(Task prompt) Below, find each line holding "label" and state how many there are, using the number alone.

(Extracted information)
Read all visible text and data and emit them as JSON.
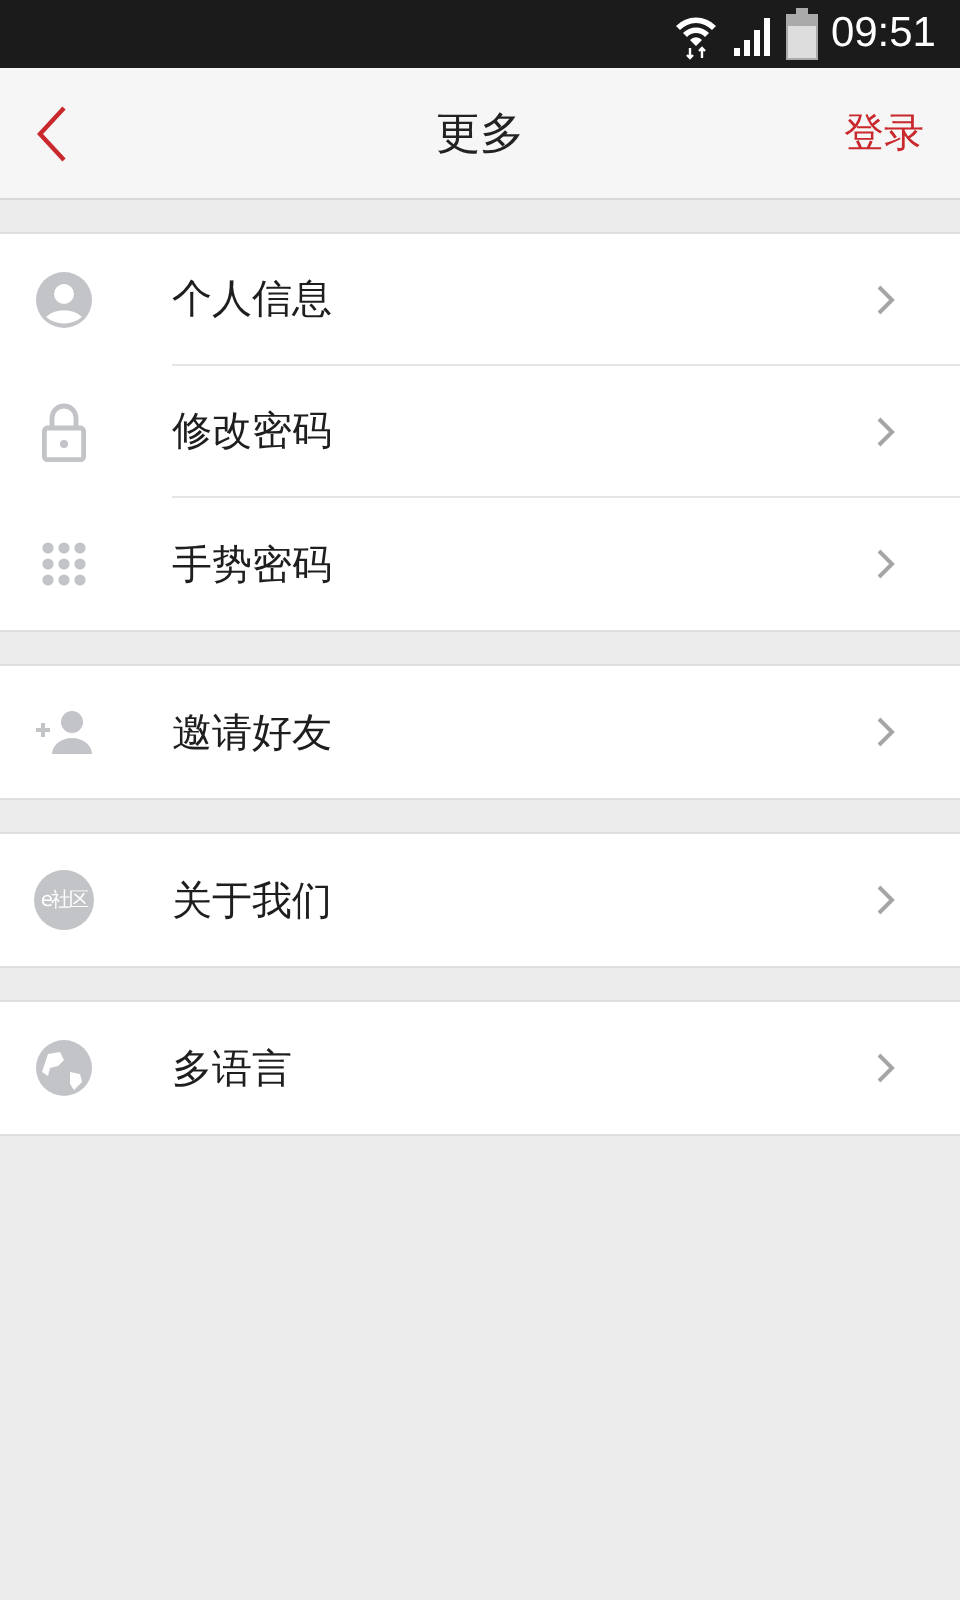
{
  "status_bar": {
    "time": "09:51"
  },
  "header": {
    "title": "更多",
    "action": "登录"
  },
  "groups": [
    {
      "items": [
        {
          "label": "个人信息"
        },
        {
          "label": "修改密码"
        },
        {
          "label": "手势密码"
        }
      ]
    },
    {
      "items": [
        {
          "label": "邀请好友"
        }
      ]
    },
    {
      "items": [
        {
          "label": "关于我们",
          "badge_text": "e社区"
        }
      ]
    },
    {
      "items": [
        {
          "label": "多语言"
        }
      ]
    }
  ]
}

(Task answer) 6